- Minister Moagi explains five govt levies on fuel and customs duty
- Says there is no levy on paraffin because paraffin is used mainly by the poor
Despite escalating fuel costs, government is not scrapping of some of the many fuel levies to cushion consumers, The Business Weekly & Review has established.
Minister of Minerals and Energy, Lefoko Moagi, told Parliament this past week that all the levies imposed on petroleum products are important and therefore cannot be scrapped. He was responding to questions from the MP for Nkange, Nevah Tshabang, who wanted to establish the number of levies imposed on petroleum products such as petrol, diesel and paraffin.
In addition, Tshabang wanted to know the percentage of these levies on the actual fuel prices and what would be the retail petrol prices minus these levies. According to Minister Moagi, there are five government levies and customs duties imposed on petrol and diesel. There is the Fuel Levy which is charged at 112 thebe on petrol per litre, the Road Fund Levy which is 90 thebe per litre, the Motor Vehicle Accident (MVA) Fund which 9.5 thebe per litre, the National Petroleum Fund (NPF) at 13.5 thebe per litre and the Security of Supply Margins charged at 17.5 thebe per litre of petrol.

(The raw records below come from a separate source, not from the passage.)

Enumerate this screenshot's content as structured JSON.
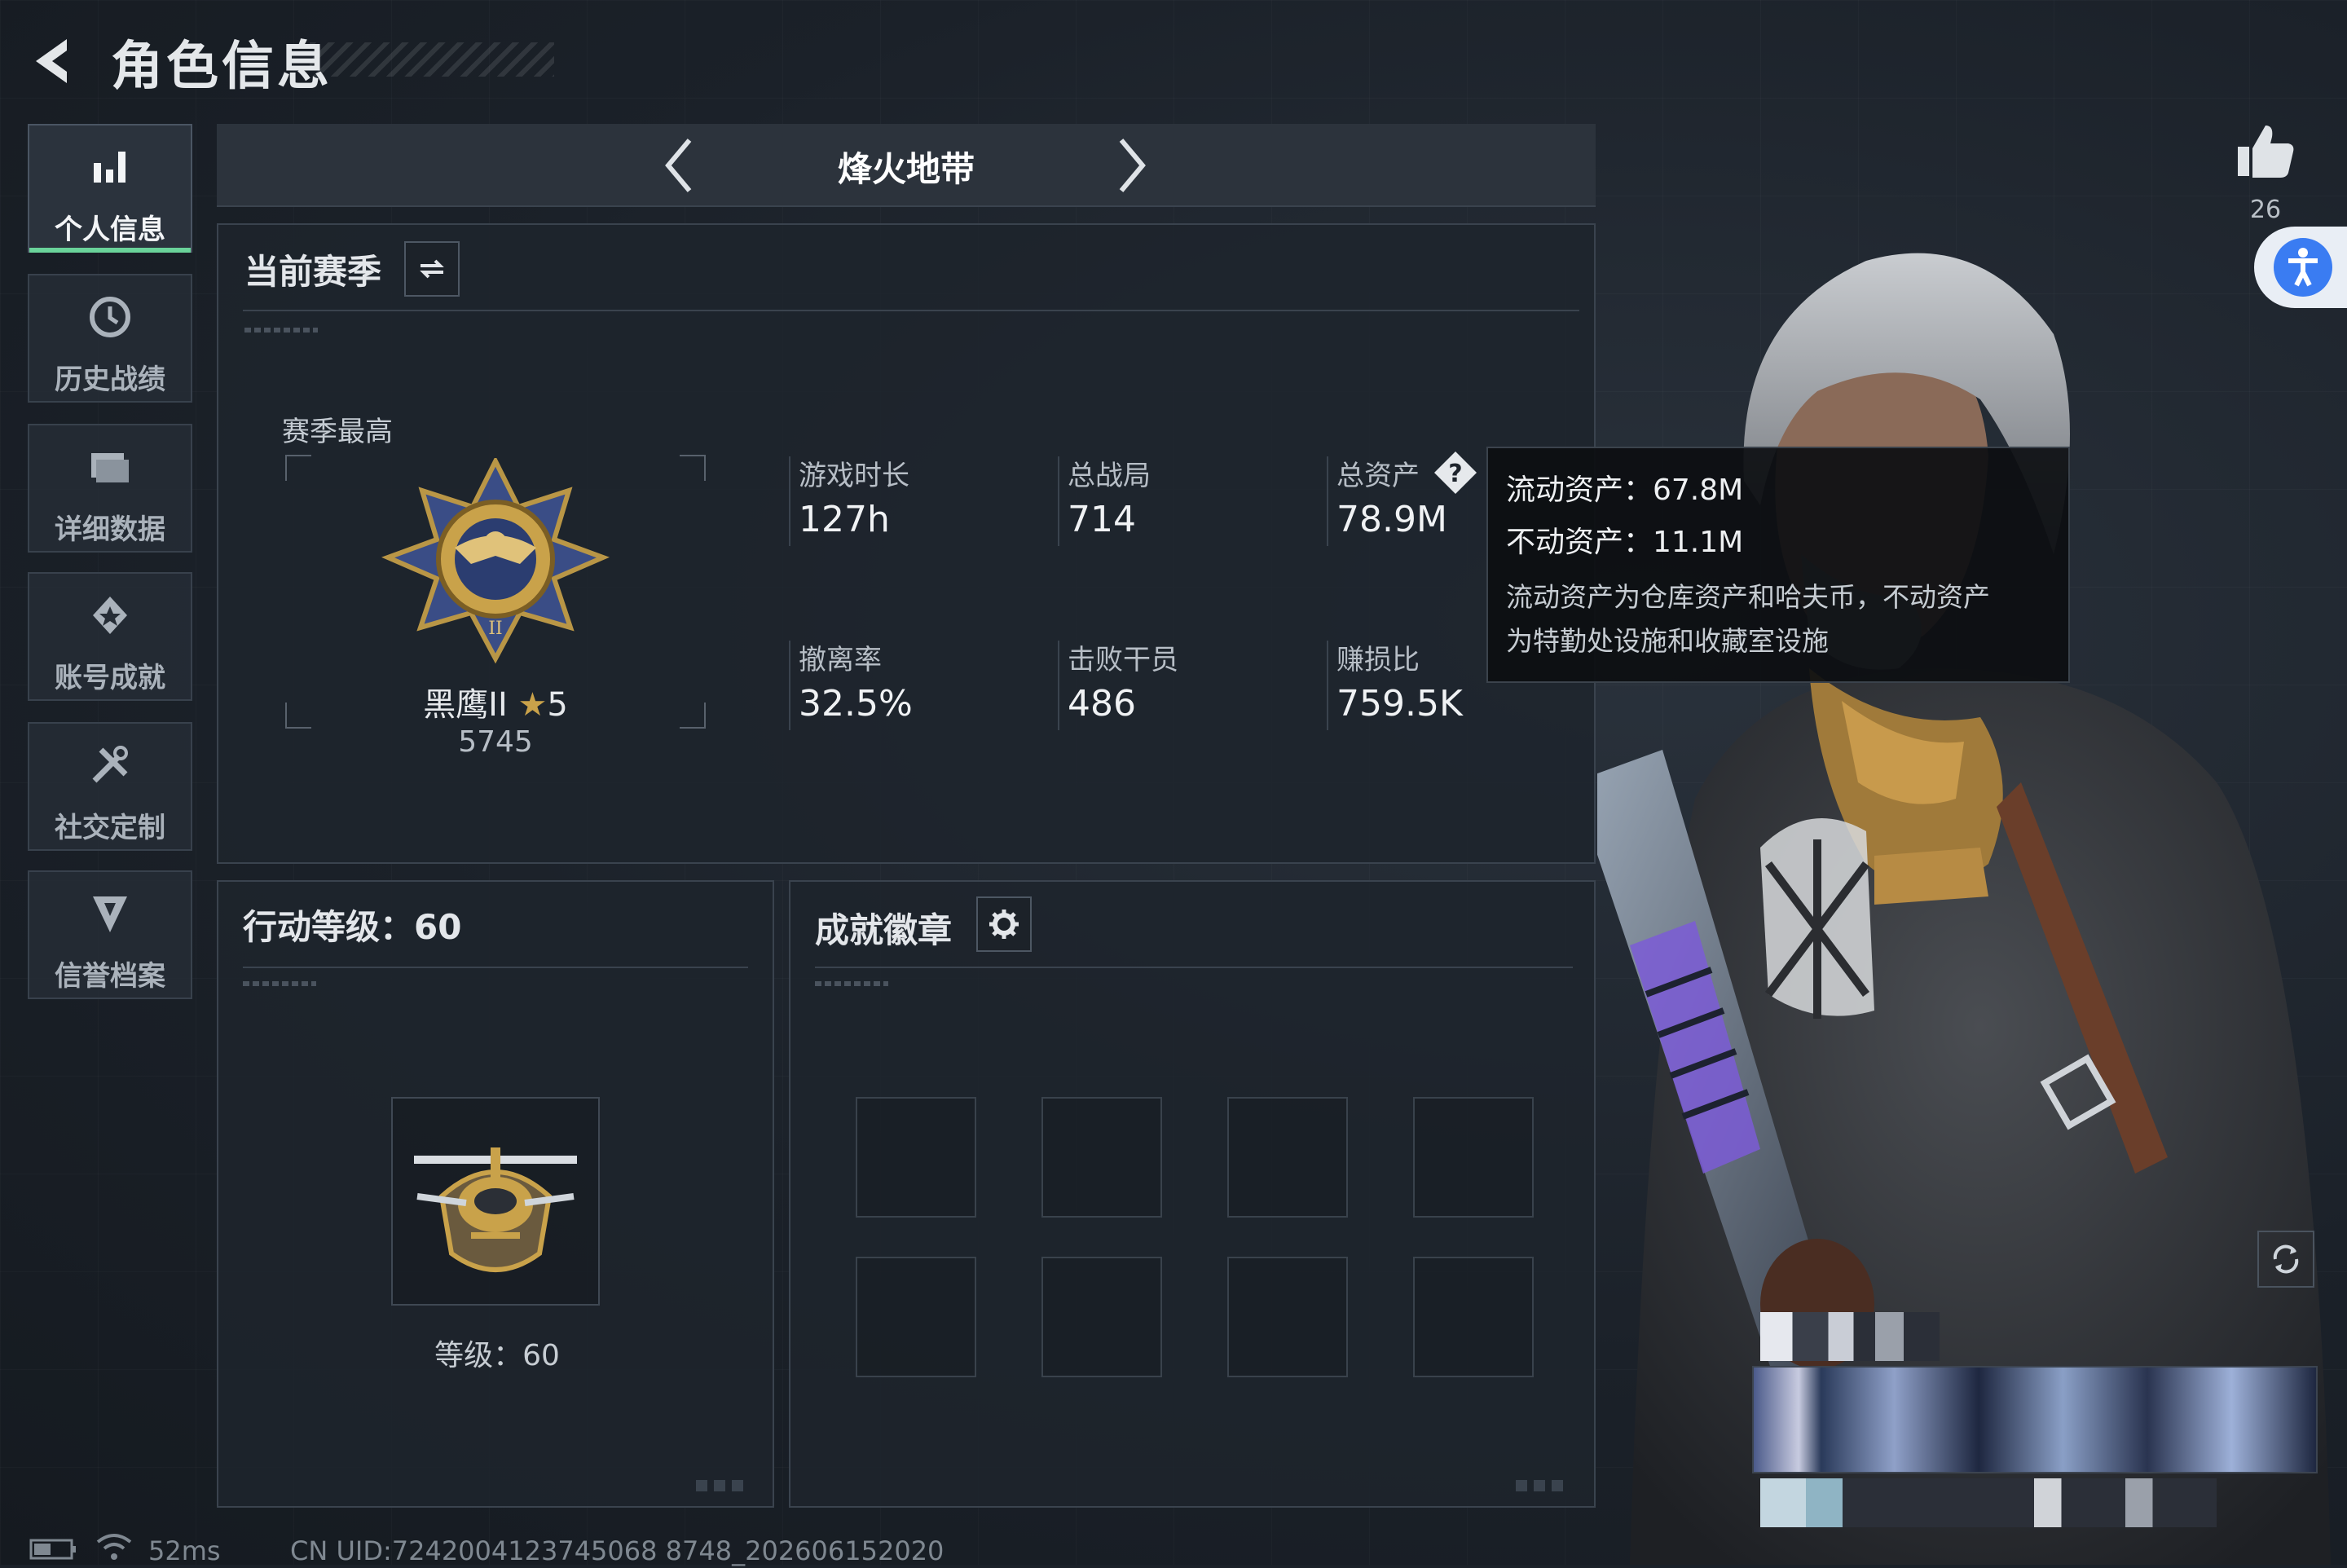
{
  "header": {
    "title": "角色信息"
  },
  "sidebar": {
    "items": [
      {
        "label": "个人信息",
        "icon": "bar-chart-icon",
        "active": true
      },
      {
        "label": "历史战绩",
        "icon": "history-icon"
      },
      {
        "label": "详细数据",
        "icon": "folder-icon"
      },
      {
        "label": "账号成就",
        "icon": "achievement-icon"
      },
      {
        "label": "社交定制",
        "icon": "tools-icon"
      },
      {
        "label": "信誉档案",
        "icon": "shield-icon"
      }
    ]
  },
  "mode": {
    "title": "烽火地带"
  },
  "season": {
    "title": "当前赛季",
    "best_label": "赛季最高",
    "rank_name": "黑鹰II",
    "rank_stars": "5",
    "rank_points": "5745",
    "stats": [
      {
        "label": "游戏时长",
        "value": "127h"
      },
      {
        "label": "总战局",
        "value": "714"
      },
      {
        "label": "总资产",
        "value": "78.9M"
      },
      {
        "label": "撤离率",
        "value": "32.5%"
      },
      {
        "label": "击败干员",
        "value": "486"
      },
      {
        "label": "赚损比",
        "value": "759.5K"
      }
    ]
  },
  "tooltip": {
    "liquid": "流动资产：67.8M",
    "fixed": "不动资产：11.1M",
    "desc_line1": "流动资产为仓库资产和哈夫币，不动资产",
    "desc_line2": "为特勤处设施和收藏室设施"
  },
  "action_level": {
    "title": "行动等级：60",
    "level_text": "等级：60"
  },
  "badges": {
    "title": "成就徽章"
  },
  "likes": {
    "count": "26"
  },
  "footer": {
    "ping": "52ms",
    "uid": "CN UID:7242004123745068 8748_202606152020"
  },
  "colors": {
    "accent_green": "#6ad39a",
    "accessibility_blue": "#3a7cf2",
    "gold": "#c9a24a",
    "purple": "#7b5cd6"
  }
}
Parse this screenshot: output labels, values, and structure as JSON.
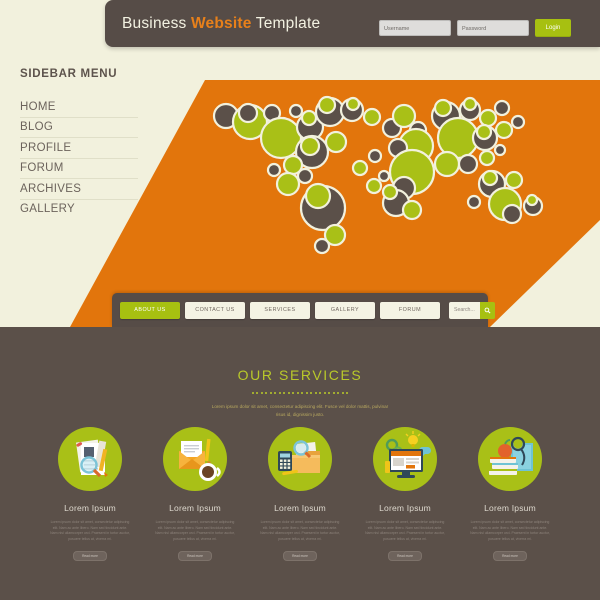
{
  "colors": {
    "page_bg": "#f2f1dd",
    "dark_brown": "#564c47",
    "section_brown": "#5b5049",
    "orange": "#e2750c",
    "green": "#a7c011",
    "olive_text": "#b9c92a",
    "accent_orange": "#e8801a"
  },
  "header": {
    "brand_prefix": "Business ",
    "brand_accent": "Website",
    "brand_suffix": " Template",
    "username_placeholder": "Username",
    "password_placeholder": "Password",
    "login_label": "Login"
  },
  "sidebar": {
    "title": "SIDEBAR MENU",
    "items": [
      {
        "label": "HOME"
      },
      {
        "label": "BLOG"
      },
      {
        "label": "PROFILE"
      },
      {
        "label": "FORUM"
      },
      {
        "label": "ARCHIVES"
      },
      {
        "label": "GALLERY"
      }
    ]
  },
  "hero": {
    "graphic": "world-map-circles",
    "map_circle_green": "#a9c017",
    "map_circle_dark": "#5b5049",
    "map_circle_outline": "#f2f1dd"
  },
  "nav": {
    "items": [
      {
        "label": "ABOUT US",
        "active": true
      },
      {
        "label": "CONTACT US",
        "active": false
      },
      {
        "label": "SERVICES",
        "active": false
      },
      {
        "label": "GALLERY",
        "active": false
      },
      {
        "label": "FORUM",
        "active": false
      }
    ],
    "search_placeholder": "Search...",
    "search_icon": "search-icon"
  },
  "services": {
    "title": "OUR SERVICES",
    "subtitle": "Lorem ipsum dolor sit amet, consectetur adipiscing elit. Fusce vel dolor mattis, pulvinar risus id, dignissim justo.",
    "dot_count": 22,
    "cards": [
      {
        "icon": "document-magnifier-icon",
        "title": "Lorem Ipsum",
        "body": "Lorem ipsum dolor sit amet, consectetur adipiscing elit. Nam ac ante libero. Nam sed tincidunt ante. Nam nisl ullamcorper orci. Praesent in tortor auctor, posuere tellus at, viverra mi.",
        "button": "Read more"
      },
      {
        "icon": "envelope-coffee-icon",
        "title": "Lorem Ipsum",
        "body": "Lorem ipsum dolor sit amet, consectetur adipiscing elit. Nam ac ante libero. Nam sed tincidunt ante. Nam nisl ullamcorper orci. Praesent in tortor auctor, posuere tellus at, viverra mi.",
        "button": "Read more"
      },
      {
        "icon": "calculator-folder-icon",
        "title": "Lorem Ipsum",
        "body": "Lorem ipsum dolor sit amet, consectetur adipiscing elit. Nam ac ante libero. Nam sed tincidunt ante. Nam nisl ullamcorper orci. Praesent in tortor auctor, posuere tellus at, viverra mi.",
        "button": "Read more"
      },
      {
        "icon": "monitor-webdesign-icon",
        "title": "Lorem Ipsum",
        "body": "Lorem ipsum dolor sit amet, consectetur adipiscing elit. Nam ac ante libero. Nam sed tincidunt ante. Nam nisl ullamcorper orci. Praesent in tortor auctor, posuere tellus at, viverra mi.",
        "button": "Read more"
      },
      {
        "icon": "books-education-icon",
        "title": "Lorem Ipsum",
        "body": "Lorem ipsum dolor sit amet, consectetur adipiscing elit. Nam ac ante libero. Nam sed tincidunt ante. Nam nisl ullamcorper orci. Praesent in tortor auctor, posuere tellus at, viverra mi.",
        "button": "Read more"
      }
    ]
  }
}
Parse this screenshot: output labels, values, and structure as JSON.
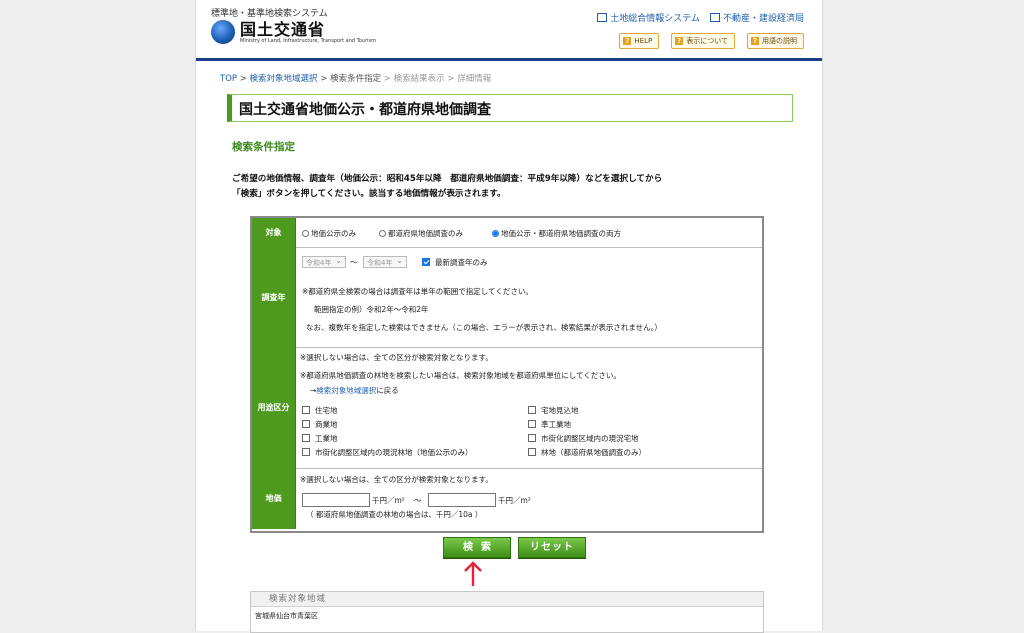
{
  "header": {
    "system_name": "標準地・基準地検索システム",
    "logo_ja": "国土交通省",
    "logo_en": "Ministry of Land, Infrastructure, Transport and Tourism",
    "links": [
      "土地総合情報システム",
      "不動産・建設経済局"
    ],
    "help_buttons": [
      "HELP",
      "表示について",
      "用語の説明"
    ]
  },
  "breadcrumb": {
    "top": "TOP",
    "sep": " > ",
    "area": "検索対象地域選択",
    "current": "検索条件指定",
    "results": "検索結果表示",
    "detail": "詳細情報"
  },
  "page_title": "国土交通省地価公示・都道府県地価調査",
  "section_title": "検索条件指定",
  "intro": {
    "line1": "ご希望の地価情報、調査年（地価公示：昭和45年以降　都道府県地価調査：平成9年以降）などを選択してから",
    "line2": "「検索」ボタンを押してください。該当する地価情報が表示されます。"
  },
  "form": {
    "target": {
      "label": "対象",
      "options": [
        "地価公示のみ",
        "都道府県地価調査のみ",
        "地価公示・都道府県地価調査の両方"
      ],
      "selected_index": 2
    },
    "year": {
      "label": "調査年",
      "from": "令和4年",
      "tilde": "〜",
      "to": "令和4年",
      "latest_only_label": "最新調査年のみ",
      "latest_only_checked": true,
      "note1": "※都道府県全検索の場合は調査年は単年の範囲で指定してください。",
      "note2": "範囲指定の例）令和2年〜令和2年",
      "note3": "なお、複数年を指定した検索はできません（この場合、エラーが表示され、検索結果が表示されません。）"
    },
    "use": {
      "label": "用途区分",
      "note1": "※選択しない場合は、全ての区分が検索対象となります。",
      "note2": "※都道府県地価調査の林地を検索したい場合は、検索対象地域を都道府県単位にしてください。",
      "back_arrow": "→",
      "back_link": "検索対象地域選択",
      "back_suffix": "に戻る",
      "left_items": [
        "住宅地",
        "商業地",
        "工業地",
        "市街化調整区域内の現況林地（地価公示のみ）"
      ],
      "right_items": [
        "宅地見込地",
        "準工業地",
        "市街化調整区域内の現況宅地",
        "林地（都道府県地価調査のみ）"
      ]
    },
    "price": {
      "label": "地価",
      "note": "※選択しない場合は、全ての区分が検索対象となります。",
      "unit1": "千円／m²",
      "tilde": "〜",
      "unit2": "千円／m²",
      "forest_note": "（ 都道府県地価調査の林地の場合は、千円／10a ）",
      "min_value": "",
      "max_value": ""
    }
  },
  "buttons": {
    "search": "検索",
    "reset": "リセット"
  },
  "results": {
    "header": "検索対象地域",
    "value": "宮城県仙台市青葉区"
  },
  "colors": {
    "accent_green": "#4e9a1e",
    "nav_blue": "#1b3f86",
    "arrow_red": "#e8213a"
  }
}
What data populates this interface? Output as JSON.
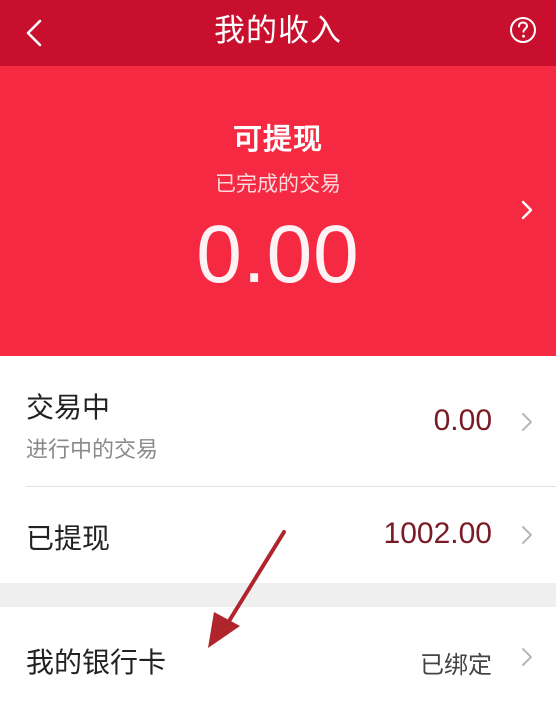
{
  "header": {
    "title": "我的收入",
    "back_icon": "chevron-left-icon",
    "help_icon": "question-circle-icon"
  },
  "available": {
    "label": "可提现",
    "subtitle": "已完成的交易",
    "amount": "0.00"
  },
  "rows": {
    "trading": {
      "label": "交易中",
      "subtitle": "进行中的交易",
      "value": "0.00"
    },
    "withdrawn": {
      "label": "已提现",
      "value": "1002.00"
    },
    "bank_card": {
      "label": "我的银行卡",
      "value": "已绑定"
    }
  },
  "colors": {
    "header_bg": "#c8102e",
    "hero_bg": "#f52a42",
    "value_text": "#7a1a26",
    "annotation_arrow": "#b0242c"
  }
}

Then there is Custom Duty which is paid at the rate of four South African Cents per litre for the SACU region, which comes up to 3.078 thebe, which is for petrol prices only. “Essentially all the levies for petrol come to P2.45 and for diesel P2.40,” said the minister. “Government took a decision not to impose levies and duties on illuminating paraffin because the product is believed to be used mainly by low to zero income groups.”
For background, Moagi said the fuel levies was introduced in July 2002 following the introduction of Value Added Tax (VAT) on sales of goods and services. “Petroleum products were VAT zero-rated and the fuel levy was introduced in lieu of VAT,” Minister Moagi explained The fuel levy, which is 112 thebe for petrol and 107 thebe for diesel, is collected and remitted into the Government Consolidated Fund through Botswana Unified Revenue Service (BURS) and is collected at the port of entry.
The Road Fund Levy is collected on the final sale of the product to end users by product suppliers and later remitted to the Road Fund Account, which is currently held with the Bank of Botswana (BoB). According to Minister Moagi, the purpose of this Fund is to cater for the cost of maintenance of roads across the country. At the time of its major review in 2010, it was based on an estimated annual budget of P900 million, which was established on an approximation of annual consumption of 100 million litres per month, translating to 90 thebe per litre currently.
The MVA Fund Levy, which is administered by the Ministry of Transport and Public Works, was introduced to take care of victims of road traffic accidents and is extended to both motorists and member of the public. The levy is also collected on final sale of the product to end users and is deposited into the MVA Fund, which is currently under the control of the Ministry of Finance. “In terms of the NPF Levy, it is collected on the final sale of the product to end consumers by product suppliers and then remitted to the NPF account, which is currently held as a below-the account-bank with the Bank of Botswana.” Said Moagi.
The purpose of the NPF is, among other things, to stabilise the retail pump prices for petroleum products which are currently reviewed on monthly basis and adjusted on a need basis, the minister explained. “The Fund also covers the cost of engineering for the construction of government bulk strategic reserves as well as paying for associated costs of insurance of the storage installations of strategic stocks.” The Security of Supply Margin which was introduced in July 2017, exists to raise revenue required for Botswana Oil (BOL) to undertake its projects aimed at securing the supply of petroleum products.
According to Minister Moagi, the objective was to raise over P1 billion for strategic initiatives that were considered for implementation. The Customs Duty is collected on procurement of fuel products from suppliers in South Africa based on SACU agreements. It is collected at source and remitted to the South African Revenue Service (SARS), which in turn is responsible for sharing of the all the revenue raised by SACU member states according to the volume of the products exported from South Africa.
The duty currently stands at four South African Cents, translating to just over three thebe per litre which was for the month of June. Regarding the percentage of these levies to actual fuel prices, Moagi said the levies currently constitute 13.3 percent and 12.8 percent for petrol and diesel respectively. He added that the determination of the actual retail prices for all petroleum fuel products without these levies should be made by considering prevailing unit under-recoveries for each product.
“Based on the end of June pricing slate, the under recoveries for petrol 93, 95, diesel and paraffin, were 107, P110 million, P154 million P152 million.” “Therefore, these under recoveries have been added to the current gazetted retail pump prices to arrive at the market of these products, and if taken out, the retail, prices will be P14.71, P15.01 and P15.55 for petrol 93, 95 and diesel respectively.” Reacting to the minister’s answers, Tshabang said fuel prices have soared and are affecting consumers. With five levies, he wondered why government does not consider to temporarily reduce some of them, giving example of the NPF, Road Accident Fund and the MVA Fund.